Following a Half Marathon on November 10, training was right on track until last week when the sickness took out most of the family. But I'm determined to keep working and not let this get the better of me or my training cycle.

If you have something that really makes you anxious, maybe you can benefit from some of the strategies that work for me. You didn't think this was going to be a post exclusively about negative things, did you? Here are the little things that I do when I need to get through a rough patch:

Visualization: One of the hardest times for me is when I get in bed. My mind continues spinning and often this can let anxious thoughts turn into full-blown worry. I have a simple visualization exercise that works really well for me. I picture running the same stretch of road over and over again. It's a stretch at the beginning of a couple of local races that I have run many times, and I always feel that relaxation of the first mile of a race. A few times through that stretch and I tend to fall right to sleep.

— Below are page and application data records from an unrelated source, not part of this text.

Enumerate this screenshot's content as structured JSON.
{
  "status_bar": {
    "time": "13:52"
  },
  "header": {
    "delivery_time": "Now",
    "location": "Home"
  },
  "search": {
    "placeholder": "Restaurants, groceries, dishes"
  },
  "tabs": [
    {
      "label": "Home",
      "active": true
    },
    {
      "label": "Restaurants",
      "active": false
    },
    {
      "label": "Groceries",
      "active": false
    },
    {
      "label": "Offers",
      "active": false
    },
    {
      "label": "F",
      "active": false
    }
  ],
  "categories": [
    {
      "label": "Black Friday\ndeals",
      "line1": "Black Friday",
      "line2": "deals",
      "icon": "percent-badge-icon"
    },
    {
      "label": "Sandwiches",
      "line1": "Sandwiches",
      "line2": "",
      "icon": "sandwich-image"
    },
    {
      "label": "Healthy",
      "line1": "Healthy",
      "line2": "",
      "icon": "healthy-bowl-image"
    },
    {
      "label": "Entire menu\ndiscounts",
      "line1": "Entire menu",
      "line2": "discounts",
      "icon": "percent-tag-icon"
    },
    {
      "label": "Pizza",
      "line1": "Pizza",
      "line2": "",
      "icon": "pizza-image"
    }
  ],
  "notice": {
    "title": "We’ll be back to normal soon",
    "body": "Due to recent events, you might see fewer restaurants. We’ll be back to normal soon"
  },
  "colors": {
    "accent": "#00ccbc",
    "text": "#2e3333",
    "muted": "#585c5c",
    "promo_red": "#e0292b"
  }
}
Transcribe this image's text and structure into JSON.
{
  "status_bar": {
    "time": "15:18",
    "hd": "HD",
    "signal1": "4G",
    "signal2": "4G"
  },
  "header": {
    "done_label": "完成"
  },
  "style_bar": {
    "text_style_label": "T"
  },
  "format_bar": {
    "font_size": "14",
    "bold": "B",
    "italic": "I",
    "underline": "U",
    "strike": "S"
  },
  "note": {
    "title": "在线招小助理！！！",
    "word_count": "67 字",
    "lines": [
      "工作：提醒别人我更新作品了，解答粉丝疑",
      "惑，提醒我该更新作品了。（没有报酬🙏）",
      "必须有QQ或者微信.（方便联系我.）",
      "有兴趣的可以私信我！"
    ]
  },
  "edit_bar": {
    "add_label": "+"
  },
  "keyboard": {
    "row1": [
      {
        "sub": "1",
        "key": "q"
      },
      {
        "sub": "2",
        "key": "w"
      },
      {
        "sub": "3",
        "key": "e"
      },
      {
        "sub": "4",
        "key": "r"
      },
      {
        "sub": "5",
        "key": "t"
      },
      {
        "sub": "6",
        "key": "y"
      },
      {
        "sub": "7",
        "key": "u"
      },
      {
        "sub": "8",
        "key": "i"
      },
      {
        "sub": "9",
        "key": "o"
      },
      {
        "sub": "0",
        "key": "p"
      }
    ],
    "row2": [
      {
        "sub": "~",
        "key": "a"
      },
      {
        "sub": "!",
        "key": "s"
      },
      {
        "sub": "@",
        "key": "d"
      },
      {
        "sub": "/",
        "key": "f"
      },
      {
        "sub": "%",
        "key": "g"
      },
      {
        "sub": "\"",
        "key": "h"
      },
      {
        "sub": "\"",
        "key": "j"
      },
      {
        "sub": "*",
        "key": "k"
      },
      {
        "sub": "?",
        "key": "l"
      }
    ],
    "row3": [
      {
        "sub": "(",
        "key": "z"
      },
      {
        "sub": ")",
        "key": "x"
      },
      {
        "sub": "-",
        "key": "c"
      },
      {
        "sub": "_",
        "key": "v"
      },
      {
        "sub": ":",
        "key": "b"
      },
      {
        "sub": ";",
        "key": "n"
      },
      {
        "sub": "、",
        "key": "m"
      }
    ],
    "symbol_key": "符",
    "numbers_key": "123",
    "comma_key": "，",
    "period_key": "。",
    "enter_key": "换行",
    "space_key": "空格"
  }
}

Positive Review: I alluded to this before with the positivity journal concept. When I start to worry that I'm headed for an inevitable crash, I look back at all the good that has already taken place. That reminds me that training is a series of little things adding up over time. Yes, hiccups will happen along the way. But the whole thing is the whole thing. It helps to remind ourselves of that.

Just Breathing: Simple, but effective. If I find myself spinning out of control with negative thoughts, just spending some time slowly and calmly breathing can get me back on track. 10 long breaths with a focus on a steady and slow inhale and exhale is centering and can right the ship.


The snow we got last week. One other strategy: Go outside! Being outside or just looking at nature photos can help reduce anxiety and increase productivity.

I've always been proud of my tenacity, and this is another area where I'm determined to put that to good use. Yep, there are going to be times when this gets the better of me and I have a bad day (or 3). But I'm going to continue to work on it. And despite a terrible and completely off plan week last week, I'm still gunning for a PR in Houston because I've done the work and I'm going to keep doing the work.